The standard for Ruby language is the cRuby. E.g. Matz decides what appears and what does not appear in next versions. Tiny versions keep the ABI and API mostly the same (e.g. 1.8.3 can run anything that 1.8.2 could, but 1.8.3 may have some minor feauture enahancements, AFAIK), whereas minor and major versions may change both ABI and API (for example 1.8.x to 1.9.x or 1.9.x to 2.x.x).
On Dec 20, 2012 11:12 PM, "Bohuslav Kabrda" <firstname.lastname@example.org> wrote:
> I think that one of the questions here is "why 'abi' and not something else?"
> We currently enforce every Ruby package to have "Requires: ruby(abi)", but JRuby doesn't in fact provide any ABI (I don't think the Java API can be called ABI). Therefore it doesn't make sense for the pure-Ruby packages to require ruby(abi). It'd be better to have something that would explain that all they need is _anything_ that can interpret Ruby, e.g. "ruby(interpreter)". Packages requiring ruby(abi) should IMHO be only these that have C extension or are otherwise bound to cRuby. Similarly, JRuby-only packages should depend on jruby (or its virtual provide, if we choose to create one).
This sounds like a productive piece of discussion. So is sounds like you desire to create as few packages as possible to create a full stack for c-ruby, jruby, and other implementations of the ruby language.
What rpm dependencies are used for are to guarantee that when a user installs a package, the things that package needs to run are also installed.
( Note: If I use "when" below, i'm asking what conventions exist to map those types of changes to bumps in the version number of upstream releases.)
It's when we put these two things together that things start to get tricky. When does the ruby language itself change? (For instance, if blocks were only specified with curly braces in one version but could be specified with either curly braces or parentheses in a later version.) (Another for instance, if a new keyword is added to the language).
Ruby stdlib is shipped with the interpreter, types are part of the interpreter - they can be changed as explained above.
Is the ruby stdlib shipped separately from the interpreter to users? Are types part of the stdlib or the interpreter? When can those be added or changed? These are examples of the types of incompatibilities that we use python(abi) for (rather than a true c-library usage of the term).

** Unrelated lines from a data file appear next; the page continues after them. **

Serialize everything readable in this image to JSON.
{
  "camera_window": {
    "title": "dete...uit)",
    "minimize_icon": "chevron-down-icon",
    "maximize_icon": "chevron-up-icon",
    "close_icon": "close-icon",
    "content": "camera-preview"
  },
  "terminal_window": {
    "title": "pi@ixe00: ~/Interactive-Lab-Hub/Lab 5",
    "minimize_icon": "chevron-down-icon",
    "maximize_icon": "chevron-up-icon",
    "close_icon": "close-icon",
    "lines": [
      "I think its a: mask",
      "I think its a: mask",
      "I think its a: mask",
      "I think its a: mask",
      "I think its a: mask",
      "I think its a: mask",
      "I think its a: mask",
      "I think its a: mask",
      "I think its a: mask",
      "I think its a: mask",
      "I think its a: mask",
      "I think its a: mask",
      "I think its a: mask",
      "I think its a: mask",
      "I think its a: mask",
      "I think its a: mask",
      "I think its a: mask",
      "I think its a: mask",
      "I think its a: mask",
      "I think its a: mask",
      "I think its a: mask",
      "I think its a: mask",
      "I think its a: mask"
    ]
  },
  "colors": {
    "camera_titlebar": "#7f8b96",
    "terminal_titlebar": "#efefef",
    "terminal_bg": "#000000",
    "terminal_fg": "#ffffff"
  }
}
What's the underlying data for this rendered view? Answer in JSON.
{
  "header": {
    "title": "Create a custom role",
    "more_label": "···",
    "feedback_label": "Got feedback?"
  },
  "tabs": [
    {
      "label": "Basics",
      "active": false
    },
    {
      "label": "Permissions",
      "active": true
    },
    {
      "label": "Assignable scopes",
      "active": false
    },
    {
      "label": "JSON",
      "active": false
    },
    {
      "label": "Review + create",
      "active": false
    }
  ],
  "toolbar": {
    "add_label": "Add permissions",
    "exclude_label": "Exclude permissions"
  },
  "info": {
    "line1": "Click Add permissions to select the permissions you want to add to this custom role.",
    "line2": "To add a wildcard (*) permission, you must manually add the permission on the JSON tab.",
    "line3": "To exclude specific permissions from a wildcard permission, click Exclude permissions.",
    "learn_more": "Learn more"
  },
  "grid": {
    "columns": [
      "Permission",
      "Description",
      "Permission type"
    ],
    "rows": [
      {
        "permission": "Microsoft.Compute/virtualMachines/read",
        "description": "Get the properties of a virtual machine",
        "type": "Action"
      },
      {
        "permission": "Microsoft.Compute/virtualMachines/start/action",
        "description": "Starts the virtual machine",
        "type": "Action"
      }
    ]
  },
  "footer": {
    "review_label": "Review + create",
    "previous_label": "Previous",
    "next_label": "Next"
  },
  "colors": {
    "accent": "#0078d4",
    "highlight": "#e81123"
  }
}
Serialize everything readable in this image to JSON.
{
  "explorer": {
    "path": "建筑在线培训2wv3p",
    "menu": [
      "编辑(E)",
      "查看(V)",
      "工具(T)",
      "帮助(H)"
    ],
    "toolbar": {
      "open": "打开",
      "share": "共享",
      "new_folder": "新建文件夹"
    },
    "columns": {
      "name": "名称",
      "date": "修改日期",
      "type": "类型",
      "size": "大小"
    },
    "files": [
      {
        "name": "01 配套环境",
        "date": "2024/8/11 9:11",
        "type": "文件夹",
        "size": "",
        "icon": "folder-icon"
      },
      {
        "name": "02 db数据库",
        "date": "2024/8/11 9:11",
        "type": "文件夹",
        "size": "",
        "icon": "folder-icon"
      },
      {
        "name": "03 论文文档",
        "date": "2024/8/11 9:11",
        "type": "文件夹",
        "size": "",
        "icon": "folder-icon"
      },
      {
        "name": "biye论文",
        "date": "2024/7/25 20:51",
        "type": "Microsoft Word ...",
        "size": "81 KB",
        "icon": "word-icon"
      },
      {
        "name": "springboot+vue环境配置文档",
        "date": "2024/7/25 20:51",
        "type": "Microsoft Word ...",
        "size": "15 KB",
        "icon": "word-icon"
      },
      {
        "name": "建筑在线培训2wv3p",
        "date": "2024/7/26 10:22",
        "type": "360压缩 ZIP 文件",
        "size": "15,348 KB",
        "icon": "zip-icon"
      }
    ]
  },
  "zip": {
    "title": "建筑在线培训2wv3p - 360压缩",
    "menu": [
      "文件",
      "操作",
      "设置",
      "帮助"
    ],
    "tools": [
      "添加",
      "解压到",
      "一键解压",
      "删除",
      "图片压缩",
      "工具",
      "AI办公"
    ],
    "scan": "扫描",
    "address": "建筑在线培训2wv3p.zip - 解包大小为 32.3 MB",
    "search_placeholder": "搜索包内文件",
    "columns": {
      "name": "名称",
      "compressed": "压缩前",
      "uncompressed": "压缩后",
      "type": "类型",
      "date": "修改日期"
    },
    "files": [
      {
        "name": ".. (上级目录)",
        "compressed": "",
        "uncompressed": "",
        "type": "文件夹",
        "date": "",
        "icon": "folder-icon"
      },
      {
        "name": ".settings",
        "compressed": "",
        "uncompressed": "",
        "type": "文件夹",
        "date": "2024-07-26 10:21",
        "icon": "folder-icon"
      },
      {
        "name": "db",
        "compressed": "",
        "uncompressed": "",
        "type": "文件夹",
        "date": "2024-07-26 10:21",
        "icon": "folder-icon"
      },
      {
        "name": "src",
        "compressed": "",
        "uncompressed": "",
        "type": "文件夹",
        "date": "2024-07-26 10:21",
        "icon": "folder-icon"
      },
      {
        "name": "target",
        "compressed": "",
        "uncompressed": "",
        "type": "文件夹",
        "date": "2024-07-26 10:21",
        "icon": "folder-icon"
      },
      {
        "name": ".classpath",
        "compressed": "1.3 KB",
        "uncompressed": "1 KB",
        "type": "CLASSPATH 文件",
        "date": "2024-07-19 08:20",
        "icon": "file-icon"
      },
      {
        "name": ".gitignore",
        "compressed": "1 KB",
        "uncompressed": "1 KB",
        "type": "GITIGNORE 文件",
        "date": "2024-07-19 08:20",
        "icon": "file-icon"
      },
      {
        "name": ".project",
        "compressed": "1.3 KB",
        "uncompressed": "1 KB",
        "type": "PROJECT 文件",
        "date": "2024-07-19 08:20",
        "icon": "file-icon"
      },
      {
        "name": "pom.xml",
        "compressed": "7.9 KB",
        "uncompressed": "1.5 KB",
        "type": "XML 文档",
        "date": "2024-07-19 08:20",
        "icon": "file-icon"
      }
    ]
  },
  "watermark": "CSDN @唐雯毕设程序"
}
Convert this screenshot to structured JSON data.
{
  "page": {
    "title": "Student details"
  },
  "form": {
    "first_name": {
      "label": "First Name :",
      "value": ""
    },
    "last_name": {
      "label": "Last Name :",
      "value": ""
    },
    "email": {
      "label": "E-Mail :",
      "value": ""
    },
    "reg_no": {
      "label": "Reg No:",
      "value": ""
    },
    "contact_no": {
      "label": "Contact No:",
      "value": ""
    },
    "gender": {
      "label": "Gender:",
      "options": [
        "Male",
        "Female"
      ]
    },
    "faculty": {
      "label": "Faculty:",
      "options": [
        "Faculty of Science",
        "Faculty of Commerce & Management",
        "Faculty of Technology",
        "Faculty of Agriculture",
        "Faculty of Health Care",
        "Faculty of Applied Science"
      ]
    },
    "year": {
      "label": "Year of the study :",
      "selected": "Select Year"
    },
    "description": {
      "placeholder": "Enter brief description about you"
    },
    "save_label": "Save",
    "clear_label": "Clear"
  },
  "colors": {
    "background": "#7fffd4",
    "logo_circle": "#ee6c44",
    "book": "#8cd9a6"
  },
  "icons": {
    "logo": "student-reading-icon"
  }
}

I mean "abi" as in "libruby.so.x.x", so for extensions. JRuby always supports certain version(s) - compat modes - of Ruby. Right now, it supports 1.9 and 1.8 (and new features from next version of cRuby continuously land in the latest compat mode, so e.g. the 1.9 compat mode of JRuby may be in fact a bit different from cRuby 1.9).
You say that jruby doesn't provide an abi. Are you meaning for extensions or the types of changes mentioned above? Does jruby target certain revisions of the above that certain versions of cruby have implemented at a certain version or is it a mixture of some features from one release and some features from a different revision?
As mentioned, I would prefer having something like "ruby(interpreter)" provided by both cRuby and JRuby. This would be required by all Ruby packages. Packages with implementation specific extension would then require "ruby(abi)" or "jruby(?)" (maybe just jruby).
Depending on where we can get compatibility, it may make sense to have one virtual provide or one for the interpreter and one for the stdlib or one for the interpreter and several for the stdlib. We might also end up deciding to implement something similar to Debian/Ubuntu's python-commons setup for ruby or deciding that building a full stack from one version of the packageset is too hard to validate so having separate packages is better in the long run.